JERUSALEM (Jul. 19)
A Sabbath observance bill which would impose fines of up to 1,000 pounds ($333) on factory owners, shopkeepers and artisans for working on the Jewish Sabbath or other religious festivals was introduced by the Government last night in Parliament and evoked vigorous debate.
Labor Minister Yigal Allon introduced the measure on behalf of the Government coalition of labor and religious parties as a compromise measure. Foes assailed it as an infringement of personal freedom but it was expected to be passed.
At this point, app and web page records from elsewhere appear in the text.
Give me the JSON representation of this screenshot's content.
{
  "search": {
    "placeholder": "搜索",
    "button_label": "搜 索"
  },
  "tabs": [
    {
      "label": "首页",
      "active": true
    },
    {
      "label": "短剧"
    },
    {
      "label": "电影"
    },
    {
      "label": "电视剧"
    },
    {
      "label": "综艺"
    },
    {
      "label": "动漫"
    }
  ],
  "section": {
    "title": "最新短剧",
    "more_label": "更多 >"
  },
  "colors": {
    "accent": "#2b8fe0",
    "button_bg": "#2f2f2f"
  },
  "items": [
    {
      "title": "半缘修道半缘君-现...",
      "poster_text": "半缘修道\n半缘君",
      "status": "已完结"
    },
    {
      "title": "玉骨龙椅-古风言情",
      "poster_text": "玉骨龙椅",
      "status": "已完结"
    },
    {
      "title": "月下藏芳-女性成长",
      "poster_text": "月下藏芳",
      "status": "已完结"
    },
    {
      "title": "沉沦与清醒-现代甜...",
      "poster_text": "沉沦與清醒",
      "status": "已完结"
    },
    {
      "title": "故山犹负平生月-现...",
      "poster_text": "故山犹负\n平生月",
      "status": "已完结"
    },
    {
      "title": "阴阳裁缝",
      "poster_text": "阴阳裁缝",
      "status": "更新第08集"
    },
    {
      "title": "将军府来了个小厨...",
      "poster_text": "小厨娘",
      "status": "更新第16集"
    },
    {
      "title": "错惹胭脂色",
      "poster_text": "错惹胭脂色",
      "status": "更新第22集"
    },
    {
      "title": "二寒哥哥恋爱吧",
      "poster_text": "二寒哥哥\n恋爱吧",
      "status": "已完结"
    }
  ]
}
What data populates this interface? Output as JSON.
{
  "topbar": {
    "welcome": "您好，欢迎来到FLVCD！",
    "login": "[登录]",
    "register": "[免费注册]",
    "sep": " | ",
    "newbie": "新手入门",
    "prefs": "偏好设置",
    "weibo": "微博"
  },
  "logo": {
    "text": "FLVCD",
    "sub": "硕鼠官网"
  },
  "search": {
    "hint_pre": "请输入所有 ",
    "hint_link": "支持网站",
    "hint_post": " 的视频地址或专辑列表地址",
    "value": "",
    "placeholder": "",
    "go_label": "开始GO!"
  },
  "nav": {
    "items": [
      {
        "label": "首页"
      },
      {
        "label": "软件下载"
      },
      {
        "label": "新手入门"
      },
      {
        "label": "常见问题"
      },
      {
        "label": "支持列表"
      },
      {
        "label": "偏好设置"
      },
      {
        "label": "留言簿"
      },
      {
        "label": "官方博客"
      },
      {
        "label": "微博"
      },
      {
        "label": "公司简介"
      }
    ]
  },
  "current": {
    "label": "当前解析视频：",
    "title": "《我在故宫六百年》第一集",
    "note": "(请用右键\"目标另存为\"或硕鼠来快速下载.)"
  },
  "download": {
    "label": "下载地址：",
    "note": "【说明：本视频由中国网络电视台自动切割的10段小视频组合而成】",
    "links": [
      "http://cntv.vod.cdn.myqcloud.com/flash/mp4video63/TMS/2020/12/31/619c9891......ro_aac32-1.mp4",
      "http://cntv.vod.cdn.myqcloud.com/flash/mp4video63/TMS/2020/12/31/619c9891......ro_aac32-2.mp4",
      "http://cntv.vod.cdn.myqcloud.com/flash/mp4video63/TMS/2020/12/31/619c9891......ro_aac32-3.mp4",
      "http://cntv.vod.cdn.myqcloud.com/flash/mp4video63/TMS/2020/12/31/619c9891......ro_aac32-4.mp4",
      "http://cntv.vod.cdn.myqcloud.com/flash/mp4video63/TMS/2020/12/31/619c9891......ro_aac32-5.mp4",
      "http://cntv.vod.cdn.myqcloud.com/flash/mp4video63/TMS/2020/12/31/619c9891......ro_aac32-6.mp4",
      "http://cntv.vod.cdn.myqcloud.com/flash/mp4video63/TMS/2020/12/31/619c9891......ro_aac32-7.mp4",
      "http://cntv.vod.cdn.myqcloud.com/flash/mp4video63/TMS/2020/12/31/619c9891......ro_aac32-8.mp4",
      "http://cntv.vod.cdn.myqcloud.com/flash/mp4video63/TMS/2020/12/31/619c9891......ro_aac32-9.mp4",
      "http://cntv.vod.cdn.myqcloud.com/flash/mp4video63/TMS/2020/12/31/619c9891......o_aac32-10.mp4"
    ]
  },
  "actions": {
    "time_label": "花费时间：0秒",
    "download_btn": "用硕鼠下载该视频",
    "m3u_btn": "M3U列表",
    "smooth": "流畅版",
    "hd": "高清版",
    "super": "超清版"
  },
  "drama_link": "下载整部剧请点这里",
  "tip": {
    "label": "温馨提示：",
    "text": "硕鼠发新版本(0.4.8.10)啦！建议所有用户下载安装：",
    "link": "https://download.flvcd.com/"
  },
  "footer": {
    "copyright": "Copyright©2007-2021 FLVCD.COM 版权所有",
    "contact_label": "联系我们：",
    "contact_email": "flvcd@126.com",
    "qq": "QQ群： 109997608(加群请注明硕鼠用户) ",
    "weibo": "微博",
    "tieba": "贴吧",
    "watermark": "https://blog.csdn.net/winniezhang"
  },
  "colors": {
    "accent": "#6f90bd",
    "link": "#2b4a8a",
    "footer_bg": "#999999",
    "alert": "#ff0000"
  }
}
The measure represented a new focus of the struggle in Israel between religious and non-religious groups in Israel. The religious parties have been battling for years for a rigid Sabbath law which would ban public entertainment, sports events and many services. Other parties in and out of the coalition campaigned in the last elections against any new Sabbath restrictions.
The Labor Minister said that the measure would only extend to self-employed Jews in Israel and members of cooperatives the restrictions which have been applied in the hiring of workers since 1951.
He said the measure would not affect hotels, restaurants, cafes, places of entertainment, gasoline stations, bathing beaches, swimming pools and sports arenas. Some of these services are banned in some Israeli localities and presumably the bans would remain in effect locally.
The restrictions would apply to the affected persons both on the Sabbath and on nine holidays when work is banned under Jewish Religious Law.
Shlomo Gross of the ultra-Orthodox Agudat Israel Party announced that his party would oppose the measure. He said the proposal in effect sanctioned more Sabbath transgressions than it specifically banned. Dr. Elimelech Rimalt of Gahal, the Parliamentary faction of the rightwing Herut and some of the Liberals — personally an observant Jew –opposed the measure on grounds that “the legislature has no right” to enforce such principles by use of the police.